▸ WHAT NEEDS TO BE DONE
This exercise calls for an exact copy of the data below.

▸ RECORDS TO USE
▼

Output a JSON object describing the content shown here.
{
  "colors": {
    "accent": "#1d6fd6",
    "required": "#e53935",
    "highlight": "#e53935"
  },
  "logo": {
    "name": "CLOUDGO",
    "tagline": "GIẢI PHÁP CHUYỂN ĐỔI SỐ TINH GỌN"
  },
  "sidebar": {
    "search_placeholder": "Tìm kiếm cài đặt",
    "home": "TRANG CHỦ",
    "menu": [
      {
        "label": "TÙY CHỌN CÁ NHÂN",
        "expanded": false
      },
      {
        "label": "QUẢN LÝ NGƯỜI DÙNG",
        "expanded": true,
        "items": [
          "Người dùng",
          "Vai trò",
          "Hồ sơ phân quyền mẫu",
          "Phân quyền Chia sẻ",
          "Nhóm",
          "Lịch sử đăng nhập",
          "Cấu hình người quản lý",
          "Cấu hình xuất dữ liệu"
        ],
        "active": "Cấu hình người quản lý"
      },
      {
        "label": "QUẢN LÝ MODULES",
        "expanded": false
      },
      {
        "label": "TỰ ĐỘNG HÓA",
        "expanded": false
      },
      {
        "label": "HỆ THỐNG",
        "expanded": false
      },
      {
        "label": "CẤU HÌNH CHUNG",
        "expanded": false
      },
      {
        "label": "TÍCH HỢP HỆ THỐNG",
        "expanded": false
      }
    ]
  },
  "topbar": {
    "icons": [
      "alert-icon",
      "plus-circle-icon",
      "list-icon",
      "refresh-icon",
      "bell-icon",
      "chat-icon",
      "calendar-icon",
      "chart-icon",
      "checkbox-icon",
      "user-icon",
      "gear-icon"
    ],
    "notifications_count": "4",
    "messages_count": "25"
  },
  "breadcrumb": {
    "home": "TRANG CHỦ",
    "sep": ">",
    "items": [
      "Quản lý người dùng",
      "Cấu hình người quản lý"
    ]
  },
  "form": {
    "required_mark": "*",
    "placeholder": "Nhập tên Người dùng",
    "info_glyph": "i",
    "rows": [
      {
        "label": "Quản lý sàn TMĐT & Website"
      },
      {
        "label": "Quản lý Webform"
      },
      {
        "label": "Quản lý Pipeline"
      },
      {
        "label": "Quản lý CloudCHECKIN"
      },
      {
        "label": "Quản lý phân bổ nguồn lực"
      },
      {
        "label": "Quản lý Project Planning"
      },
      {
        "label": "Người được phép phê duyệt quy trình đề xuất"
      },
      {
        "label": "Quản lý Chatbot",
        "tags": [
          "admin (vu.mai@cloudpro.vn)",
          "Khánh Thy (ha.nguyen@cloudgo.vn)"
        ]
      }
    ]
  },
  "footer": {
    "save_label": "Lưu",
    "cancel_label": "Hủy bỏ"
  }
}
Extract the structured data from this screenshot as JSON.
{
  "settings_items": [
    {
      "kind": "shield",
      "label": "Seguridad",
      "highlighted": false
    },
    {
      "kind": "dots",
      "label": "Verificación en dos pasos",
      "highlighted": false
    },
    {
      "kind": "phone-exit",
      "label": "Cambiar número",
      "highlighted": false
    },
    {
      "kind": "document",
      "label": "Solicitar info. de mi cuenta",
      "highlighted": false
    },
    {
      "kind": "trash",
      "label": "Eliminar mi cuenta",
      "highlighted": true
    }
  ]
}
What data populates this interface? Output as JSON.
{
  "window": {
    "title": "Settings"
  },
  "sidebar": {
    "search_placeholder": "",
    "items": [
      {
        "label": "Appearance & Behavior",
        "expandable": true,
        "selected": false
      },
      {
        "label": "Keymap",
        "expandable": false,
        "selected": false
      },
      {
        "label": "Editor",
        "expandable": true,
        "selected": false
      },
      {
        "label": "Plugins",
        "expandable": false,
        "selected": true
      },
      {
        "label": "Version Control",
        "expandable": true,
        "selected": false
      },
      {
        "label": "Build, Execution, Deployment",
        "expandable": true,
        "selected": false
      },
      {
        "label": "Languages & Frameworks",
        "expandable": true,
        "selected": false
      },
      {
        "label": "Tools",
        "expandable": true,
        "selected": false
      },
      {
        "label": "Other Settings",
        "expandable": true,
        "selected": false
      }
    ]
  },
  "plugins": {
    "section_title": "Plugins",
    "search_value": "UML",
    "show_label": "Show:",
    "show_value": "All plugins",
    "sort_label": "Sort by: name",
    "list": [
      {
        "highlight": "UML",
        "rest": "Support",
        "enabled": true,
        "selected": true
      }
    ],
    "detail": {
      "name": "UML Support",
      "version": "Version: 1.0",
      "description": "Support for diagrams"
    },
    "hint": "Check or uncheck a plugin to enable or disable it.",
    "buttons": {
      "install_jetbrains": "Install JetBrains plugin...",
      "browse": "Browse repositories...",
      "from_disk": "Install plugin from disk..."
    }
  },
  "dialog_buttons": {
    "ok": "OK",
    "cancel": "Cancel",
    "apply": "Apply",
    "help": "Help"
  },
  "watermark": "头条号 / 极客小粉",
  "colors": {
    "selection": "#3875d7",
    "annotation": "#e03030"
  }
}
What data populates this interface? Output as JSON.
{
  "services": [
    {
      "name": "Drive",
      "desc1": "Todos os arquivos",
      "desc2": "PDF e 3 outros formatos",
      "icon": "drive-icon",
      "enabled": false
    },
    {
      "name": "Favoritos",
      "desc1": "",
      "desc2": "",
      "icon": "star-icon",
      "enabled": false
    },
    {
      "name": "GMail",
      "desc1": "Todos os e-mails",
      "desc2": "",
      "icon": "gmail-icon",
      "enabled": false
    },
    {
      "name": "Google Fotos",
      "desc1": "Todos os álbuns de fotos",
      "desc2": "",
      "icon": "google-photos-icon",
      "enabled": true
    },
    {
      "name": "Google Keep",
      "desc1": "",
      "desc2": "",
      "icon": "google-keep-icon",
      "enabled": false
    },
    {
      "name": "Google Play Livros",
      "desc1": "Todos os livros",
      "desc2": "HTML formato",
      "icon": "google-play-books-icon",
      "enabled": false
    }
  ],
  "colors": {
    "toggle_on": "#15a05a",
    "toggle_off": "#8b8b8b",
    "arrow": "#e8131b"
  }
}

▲

▸ SOLUTION TO THIS EXERCISE
Output a JSON object describing the content shown here.
{
  "colors": {
    "accent": "#1d6fd6",
    "required": "#e53935",
    "highlight": "#e53935"
  },
  "logo": {
    "name": "CLOUDGO",
    "tagline": "GIẢI PHÁP CHUYỂN ĐỔI SỐ TINH GỌN"
  },
  "sidebar": {
    "search_placeholder": "Tìm kiếm cài đặt",
    "home": "TRANG CHỦ",
    "menu": [
      {
        "label": "TÙY CHỌN CÁ NHÂN",
        "expanded": false
      },
      {
        "label": "QUẢN LÝ NGƯỜI DÙNG",
        "expanded": true,
        "items": [
          "Người dùng",
          "Vai trò",
          "Hồ sơ phân quyền mẫu",
          "Phân quyền Chia sẻ",
          "Nhóm",
          "Lịch sử đăng nhập",
          "Cấu hình người quản lý",
          "Cấu hình xuất dữ liệu"
        ],
        "active": "Cấu hình người quản lý"
      },
      {
        "label": "QUẢN LÝ MODULES",
        "expanded": false
      },
      {
        "label": "TỰ ĐỘNG HÓA",
        "expanded": false
      },
      {
        "label": "HỆ THỐNG",
        "expanded": false
      },
      {
        "label": "CẤU HÌNH CHUNG",
        "expanded": false
      },
      {
        "label": "TÍCH HỢP HỆ THỐNG",
        "expanded": false
      }
    ]
  },
  "topbar": {
    "icons": [
      "alert-icon",
      "plus-circle-icon",
      "list-icon",
      "refresh-icon",
      "bell-icon",
      "chat-icon",
      "calendar-icon",
      "chart-icon",
      "checkbox-icon",
      "user-icon",
      "gear-icon"
    ],
    "notifications_count": "4",
    "messages_count": "25"
  },
  "breadcrumb": {
    "home": "TRANG CHỦ",
    "sep": ">",
    "items": [
      "Quản lý người dùng",
      "Cấu hình người quản lý"
    ]
  },
  "form": {
    "required_mark": "*",
    "placeholder": "Nhập tên Người dùng",
    "info_glyph": "i",
    "rows": [
      {
        "label": "Quản lý sàn TMĐT & Website"
      },
      {
        "label": "Quản lý Webform"
      },
      {
        "label": "Quản lý Pipeline"
      },
      {
        "label": "Quản lý CloudCHECKIN"
      },
      {
        "label": "Quản lý phân bổ nguồn lực"
      },
      {
        "label": "Quản lý Project Planning"
      },
      {
        "label": "Người được phép phê duyệt quy trình đề xuất"
      },
      {
        "label": "Quản lý Chatbot",
        "tags": [
          "admin (vu.mai@cloudpro.vn)",
          "Khánh Thy (ha.nguyen@cloudgo.vn)"
        ]
      }
    ]
  },
  "footer": {
    "save_label": "Lưu",
    "cancel_label": "Hủy bỏ"
  }
}
Extract the structured data from this screenshot as JSON.
{
  "settings_items": [
    {
      "kind": "shield",
      "label": "Seguridad",
      "highlighted": false
    },
    {
      "kind": "dots",
      "label": "Verificación en dos pasos",
      "highlighted": false
    },
    {
      "kind": "phone-exit",
      "label": "Cambiar número",
      "highlighted": false
    },
    {
      "kind": "document",
      "label": "Solicitar info. de mi cuenta",
      "highlighted": false
    },
    {
      "kind": "trash",
      "label": "Eliminar mi cuenta",
      "highlighted": true
    }
  ]
}
What data populates this interface? Output as JSON.
{
  "window": {
    "title": "Settings"
  },
  "sidebar": {
    "search_placeholder": "",
    "items": [
      {
        "label": "Appearance & Behavior",
        "expandable": true,
        "selected": false
      },
      {
        "label": "Keymap",
        "expandable": false,
        "selected": false
      },
      {
        "label": "Editor",
        "expandable": true,
        "selected": false
      },
      {
        "label": "Plugins",
        "expandable": false,
        "selected": true
      },
      {
        "label": "Version Control",
        "expandable": true,
        "selected": false
      },
      {
        "label": "Build, Execution, Deployment",
        "expandable": true,
        "selected": false
      },
      {
        "label": "Languages & Frameworks",
        "expandable": true,
        "selected": false
      },
      {
        "label": "Tools",
        "expandable": true,
        "selected": false
      },
      {
        "label": "Other Settings",
        "expandable": true,
        "selected": false
      }
    ]
  },
  "plugins": {
    "section_title": "Plugins",
    "search_value": "UML",
    "show_label": "Show:",
    "show_value": "All plugins",
    "sort_label": "Sort by: name",
    "list": [
      {
        "highlight": "UML",
        "rest": "Support",
        "enabled": true,
        "selected": true
      }
    ],
    "detail": {
      "name": "UML Support",
      "version": "Version: 1.0",
      "description": "Support for diagrams"
    },
    "hint": "Check or uncheck a plugin to enable or disable it.",
    "buttons": {
      "install_jetbrains": "Install JetBrains plugin...",
      "browse": "Browse repositories...",
      "from_disk": "Install plugin from disk..."
    }
  },
  "dialog_buttons": {
    "ok": "OK",
    "cancel": "Cancel",
    "apply": "Apply",
    "help": "Help"
  },
  "watermark": "头条号 / 极客小粉",
  "colors": {
    "selection": "#3875d7",
    "annotation": "#e03030"
  }
}
What data populates this interface? Output as JSON.
{
  "services": [
    {
      "name": "Drive",
      "desc1": "Todos os arquivos",
      "desc2": "PDF e 3 outros formatos",
      "icon": "drive-icon",
      "enabled": false
    },
    {
      "name": "Favoritos",
      "desc1": "",
      "desc2": "",
      "icon": "star-icon",
      "enabled": false
    },
    {
      "name": "GMail",
      "desc1": "Todos os e-mails",
      "desc2": "",
      "icon": "gmail-icon",
      "enabled": false
    },
    {
      "name": "Google Fotos",
      "desc1": "Todos os álbuns de fotos",
      "desc2": "",
      "icon": "google-photos-icon",
      "enabled": true
    },
    {
      "name": "Google Keep",
      "desc1": "",
      "desc2": "",
      "icon": "google-keep-icon",
      "enabled": false
    },
    {
      "name": "Google Play Livros",
      "desc1": "Todos os livros",
      "desc2": "HTML formato",
      "icon": "google-play-books-icon",
      "enabled": false
    }
  ],
  "colors": {
    "toggle_on": "#15a05a",
    "toggle_off": "#8b8b8b",
    "arrow": "#e8131b"
  }
}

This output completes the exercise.